___ PROVIDED DATA

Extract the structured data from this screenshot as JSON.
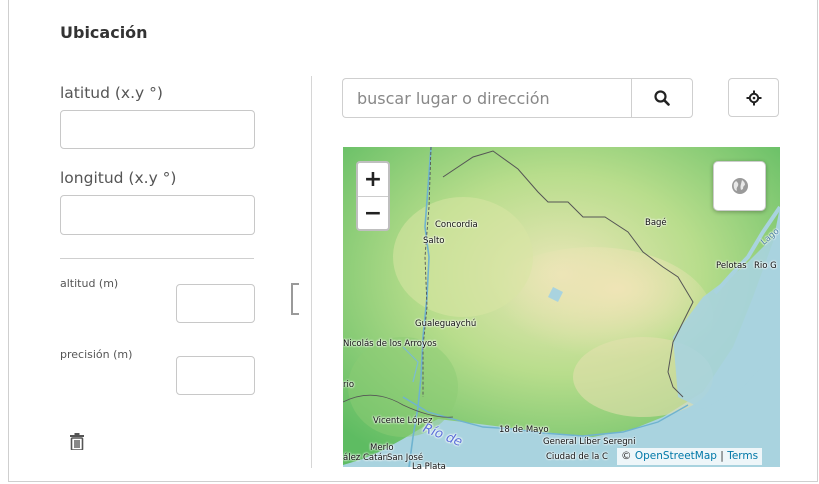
{
  "section": {
    "title": "Ubicación"
  },
  "fields": {
    "latitude_label": "latitud (x.y °)",
    "latitude_value": "",
    "longitude_label": "longitud (x.y °)",
    "longitude_value": "",
    "altitude_label": "altitud (m)",
    "altitude_value": "",
    "precision_label": "precisión (m)",
    "precision_value": ""
  },
  "search": {
    "placeholder": "buscar lugar o dirección"
  },
  "map": {
    "zoom_in": "+",
    "zoom_out": "−",
    "attribution_prefix": "©",
    "attribution_osm": "OpenStreetMap",
    "attribution_sep": "|",
    "attribution_terms": "Terms",
    "places": {
      "concordia": "Concordia",
      "salto": "Salto",
      "bage": "Bagé",
      "lagoa": "Lago",
      "pelotas": "Pelotas",
      "rio_grande": "Rio G",
      "gualeguaychu": "Gualeguaychú",
      "san_nicolas": "Nicolás de los Arroyos",
      "rosario": "rio",
      "vicente_lopez": "Vicente López",
      "merlo": "Merlo",
      "lez_catan": "ález Catán",
      "san_jose": "San José",
      "la_plata": "La Plata",
      "rio_de_la_plata": "Río de",
      "dieciocho_mayo": "18 de Mayo",
      "general_seregni": "General Líber Seregni",
      "ciudad_costa": "Ciudad de la C"
    }
  },
  "icons": {
    "search": "search-icon",
    "locate": "crosshair-icon",
    "layers": "globe-icon",
    "trash": "trash-icon"
  },
  "colors": {
    "sea": "#a9d3df",
    "land_green": "#6cc26a",
    "osm_link": "#0078a8"
  }
}
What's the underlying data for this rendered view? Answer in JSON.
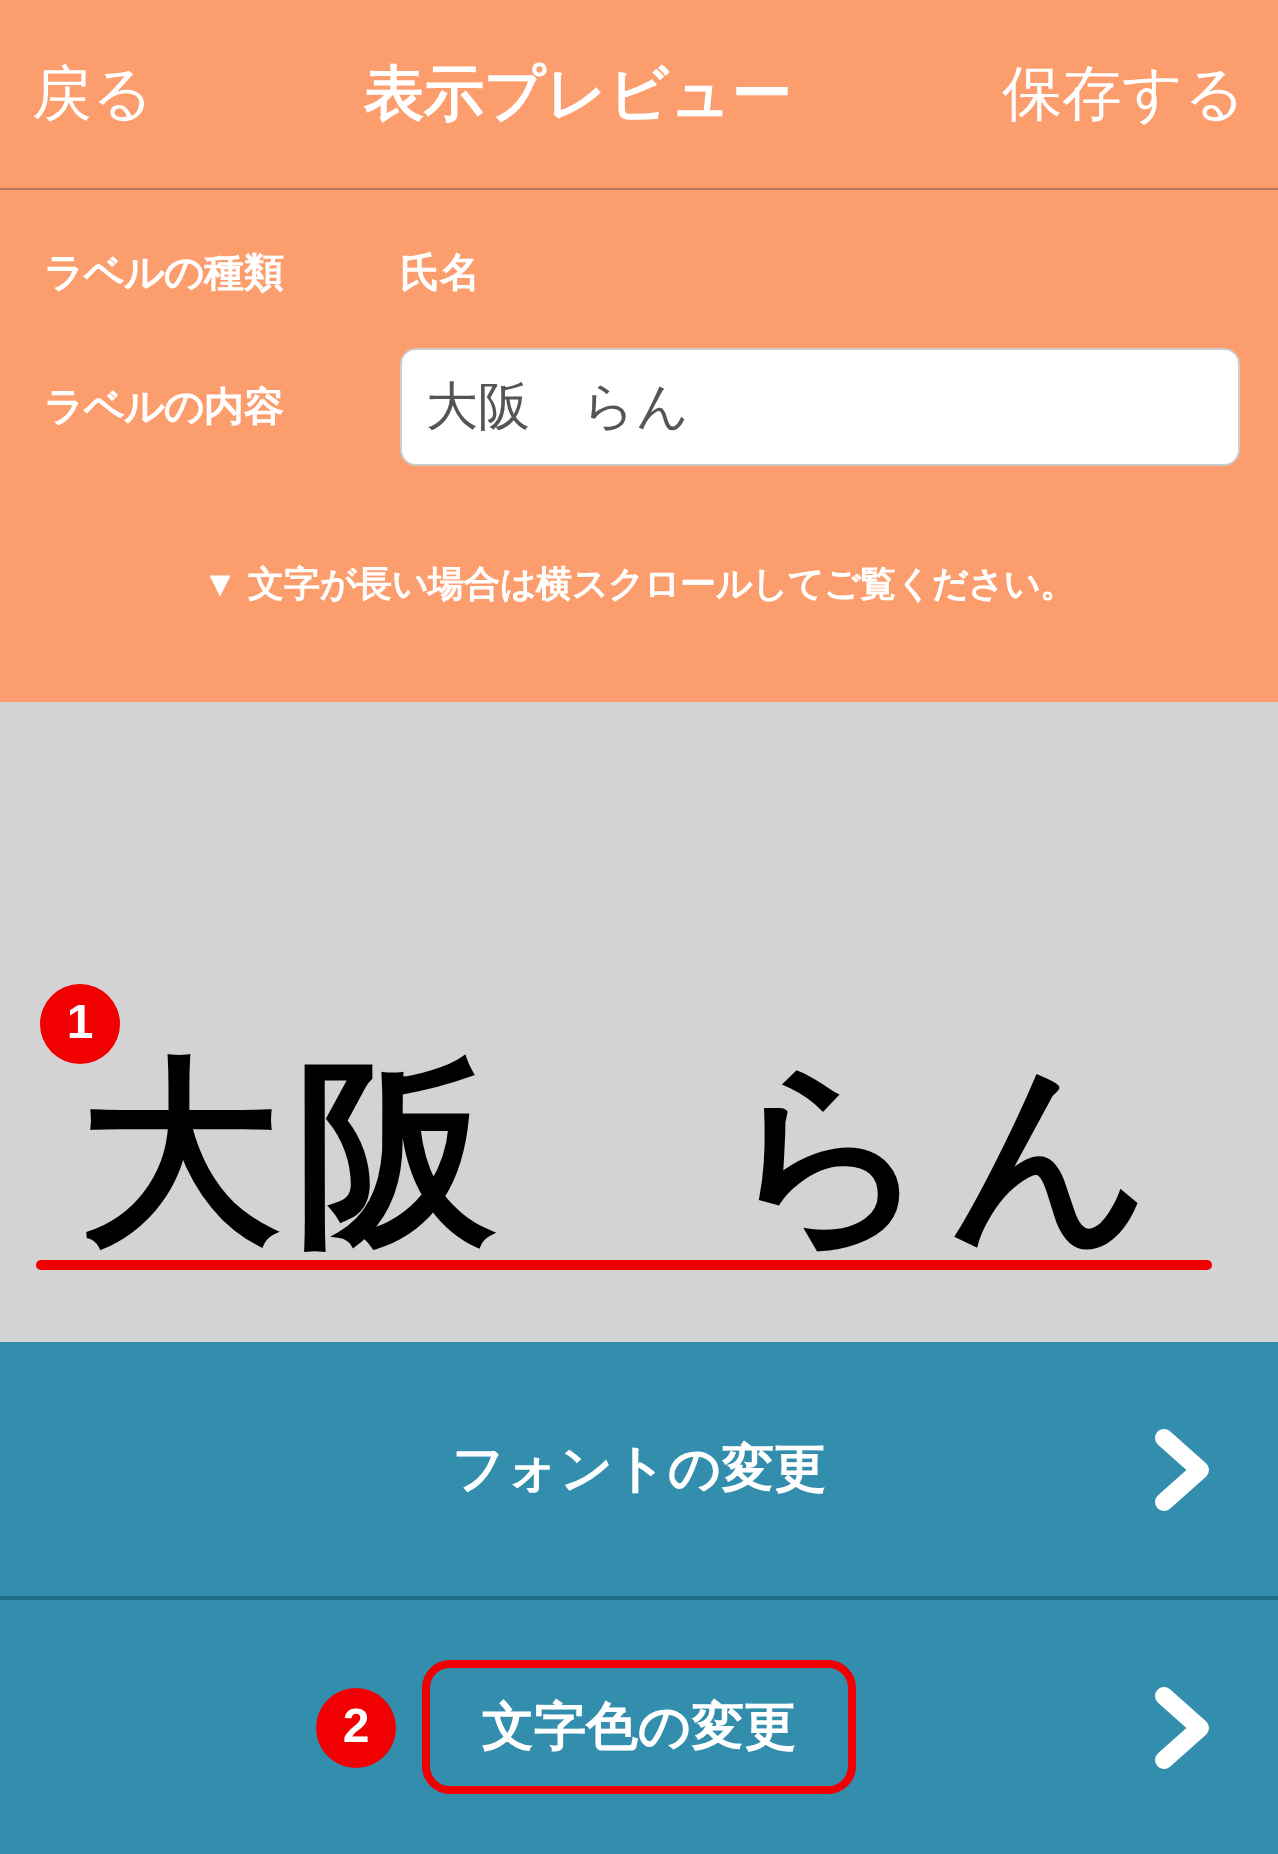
{
  "nav": {
    "back": "戻る",
    "title": "表示プレビュー",
    "save": "保存する"
  },
  "fields": [
    {
      "kind": "static",
      "label": "ラベルの種類",
      "value": "氏名"
    },
    {
      "kind": "input",
      "label": "ラベルの内容",
      "value": "大阪　らん"
    }
  ],
  "hint": "▼ 文字が長い場合は横スクロールしてご覧ください。",
  "preview": {
    "text": "大阪　らん",
    "marker": "1",
    "underlined": true
  },
  "options": [
    {
      "label": "フォントの変更",
      "highlighted": false
    },
    {
      "label": "文字色の変更",
      "highlighted": true,
      "marker": "2"
    }
  ]
}
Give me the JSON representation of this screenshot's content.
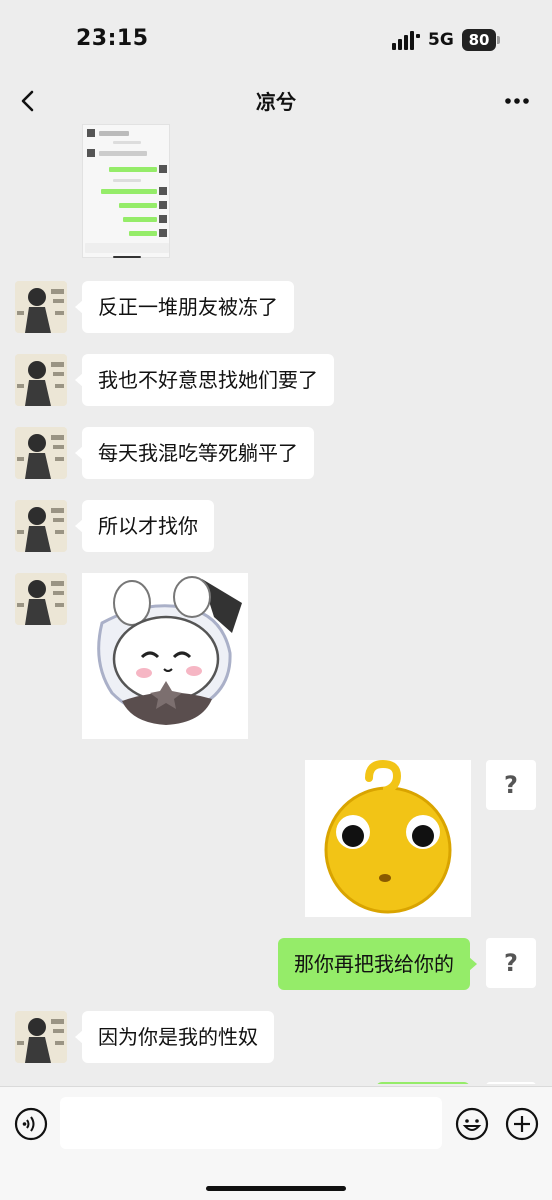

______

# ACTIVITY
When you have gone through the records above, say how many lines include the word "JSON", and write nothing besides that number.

# YOUR SOLUTION
3